The County and City of Denver has defined 79 official neighborhoods which the city and community groups use for planning and administration. Although the city's delineation of the neighborhood boundaries is somewhat arbitrary, it corresponds roughly to the definitions used by residents. These "neighborhoods" should not be confused with cities or suburbs, which are separate entities within the metro area.

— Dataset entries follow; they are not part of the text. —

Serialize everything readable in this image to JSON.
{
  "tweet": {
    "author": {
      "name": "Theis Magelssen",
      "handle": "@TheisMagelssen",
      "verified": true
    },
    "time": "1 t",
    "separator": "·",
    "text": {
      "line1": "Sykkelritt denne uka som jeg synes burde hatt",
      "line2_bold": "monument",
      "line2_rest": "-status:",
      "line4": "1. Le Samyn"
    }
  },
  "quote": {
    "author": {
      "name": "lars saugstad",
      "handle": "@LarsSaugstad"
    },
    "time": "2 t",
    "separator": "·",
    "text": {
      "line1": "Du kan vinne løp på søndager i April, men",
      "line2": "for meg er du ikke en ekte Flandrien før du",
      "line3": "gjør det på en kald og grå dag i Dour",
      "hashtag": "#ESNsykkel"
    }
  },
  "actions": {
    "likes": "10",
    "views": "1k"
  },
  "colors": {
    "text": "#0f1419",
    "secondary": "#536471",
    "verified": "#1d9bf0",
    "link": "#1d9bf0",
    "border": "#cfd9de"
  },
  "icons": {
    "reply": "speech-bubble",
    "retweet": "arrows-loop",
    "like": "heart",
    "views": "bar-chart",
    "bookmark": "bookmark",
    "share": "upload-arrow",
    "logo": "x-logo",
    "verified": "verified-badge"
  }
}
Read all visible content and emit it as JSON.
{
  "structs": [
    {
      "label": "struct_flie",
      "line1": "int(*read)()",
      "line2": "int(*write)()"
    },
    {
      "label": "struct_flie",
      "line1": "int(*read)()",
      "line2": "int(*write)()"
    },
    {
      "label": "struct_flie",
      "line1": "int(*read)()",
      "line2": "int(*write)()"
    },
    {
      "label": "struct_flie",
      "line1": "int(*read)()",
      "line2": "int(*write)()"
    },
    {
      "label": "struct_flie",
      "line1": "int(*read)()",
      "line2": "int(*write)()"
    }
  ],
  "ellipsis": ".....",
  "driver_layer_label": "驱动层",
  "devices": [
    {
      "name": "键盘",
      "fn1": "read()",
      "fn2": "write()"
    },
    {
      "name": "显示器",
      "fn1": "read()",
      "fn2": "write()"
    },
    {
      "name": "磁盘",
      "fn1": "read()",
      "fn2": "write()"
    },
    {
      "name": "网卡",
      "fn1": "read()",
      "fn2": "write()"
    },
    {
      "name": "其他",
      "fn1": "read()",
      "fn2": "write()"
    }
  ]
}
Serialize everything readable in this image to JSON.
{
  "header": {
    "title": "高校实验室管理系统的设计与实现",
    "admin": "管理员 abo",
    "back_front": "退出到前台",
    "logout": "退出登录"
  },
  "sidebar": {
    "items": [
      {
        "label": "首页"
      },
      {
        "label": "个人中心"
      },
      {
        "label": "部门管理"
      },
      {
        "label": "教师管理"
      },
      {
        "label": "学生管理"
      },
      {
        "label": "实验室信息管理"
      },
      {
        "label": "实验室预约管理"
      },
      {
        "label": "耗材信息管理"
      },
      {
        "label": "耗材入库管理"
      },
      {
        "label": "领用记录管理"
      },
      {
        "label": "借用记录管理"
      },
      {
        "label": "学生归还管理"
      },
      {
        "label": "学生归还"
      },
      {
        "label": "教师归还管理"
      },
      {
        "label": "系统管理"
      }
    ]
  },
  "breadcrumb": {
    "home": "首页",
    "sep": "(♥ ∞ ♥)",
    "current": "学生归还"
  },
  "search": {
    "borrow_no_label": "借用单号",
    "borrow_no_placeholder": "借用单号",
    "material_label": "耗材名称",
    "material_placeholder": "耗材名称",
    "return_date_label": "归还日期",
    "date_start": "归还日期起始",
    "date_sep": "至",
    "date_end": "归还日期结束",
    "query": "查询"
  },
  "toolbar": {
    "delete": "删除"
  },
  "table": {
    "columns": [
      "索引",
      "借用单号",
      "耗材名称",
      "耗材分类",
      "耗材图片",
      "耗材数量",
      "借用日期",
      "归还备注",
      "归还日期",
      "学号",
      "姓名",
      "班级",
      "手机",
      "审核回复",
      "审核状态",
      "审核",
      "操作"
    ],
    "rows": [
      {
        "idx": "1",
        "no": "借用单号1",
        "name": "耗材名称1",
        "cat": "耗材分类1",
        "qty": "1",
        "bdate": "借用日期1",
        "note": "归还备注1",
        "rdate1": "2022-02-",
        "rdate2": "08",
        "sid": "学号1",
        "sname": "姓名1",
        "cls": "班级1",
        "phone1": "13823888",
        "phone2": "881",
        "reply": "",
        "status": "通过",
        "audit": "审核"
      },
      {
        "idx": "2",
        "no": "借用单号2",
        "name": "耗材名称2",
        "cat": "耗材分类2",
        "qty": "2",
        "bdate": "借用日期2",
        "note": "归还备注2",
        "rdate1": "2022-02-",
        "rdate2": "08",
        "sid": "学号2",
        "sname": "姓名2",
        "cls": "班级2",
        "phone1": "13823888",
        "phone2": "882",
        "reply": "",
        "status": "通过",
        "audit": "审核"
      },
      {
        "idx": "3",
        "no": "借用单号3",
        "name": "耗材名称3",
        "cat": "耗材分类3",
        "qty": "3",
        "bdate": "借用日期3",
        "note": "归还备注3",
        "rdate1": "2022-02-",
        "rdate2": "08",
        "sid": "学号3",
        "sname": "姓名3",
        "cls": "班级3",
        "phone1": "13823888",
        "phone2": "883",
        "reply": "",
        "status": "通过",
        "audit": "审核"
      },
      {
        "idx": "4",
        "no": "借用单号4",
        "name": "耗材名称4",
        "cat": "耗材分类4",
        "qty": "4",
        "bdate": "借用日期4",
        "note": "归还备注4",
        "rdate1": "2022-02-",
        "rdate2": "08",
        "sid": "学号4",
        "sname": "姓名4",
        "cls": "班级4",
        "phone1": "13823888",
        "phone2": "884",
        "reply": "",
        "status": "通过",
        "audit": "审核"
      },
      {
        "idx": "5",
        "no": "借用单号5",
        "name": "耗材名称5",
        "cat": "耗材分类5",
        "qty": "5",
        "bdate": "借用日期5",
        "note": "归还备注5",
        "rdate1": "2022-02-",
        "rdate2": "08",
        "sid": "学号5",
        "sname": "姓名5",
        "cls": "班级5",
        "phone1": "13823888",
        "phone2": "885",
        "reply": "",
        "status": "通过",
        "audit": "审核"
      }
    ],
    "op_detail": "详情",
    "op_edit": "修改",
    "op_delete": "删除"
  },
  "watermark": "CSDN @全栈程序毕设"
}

These neighborhoods' character vary significantly from each other and include everything from large skyscrapers to turn of the twentieth century houses to modern, suburban style developments. Generally, the neighborhoods closest to the city center are denser, older and contain more brick building material. Many neighborhoods away from the city center were developed after World War II, and are built with more modern materials and style. Some of the neighborhoods even further from the city center, or recently redeveloped parcels anywhere in the city have either very suburban characteristics or are new urbanist developments that attempt to recreate the feel of older neighborhoods. Most neighborhoods contain parks or other features that are the focal point for the neighborhood.
Denver also has a number of neighborhoods not reflected in the administrative boundaries. Sometimes, these neighborhoods reflect the way people in an area identify themselves; sometimes, they reflect how others, such as real estate developers, have defined those areas.
Well-known neighborhoods include the historic and trendy LoDo (short for "Lower Downtown"), part of the city's Union Station neighborhood; Capitol Hill, Highland, Washington Park, Lowry; Uptown, part of the North Capitol Hill neighborhood; Curtis Park, part of the Five Points neighborhood; Alamo Placita, the northern part of the Speer neighborhood; Park Hill, a successful example of intentional racial integration; and Golden Triangle, in the Civic Center.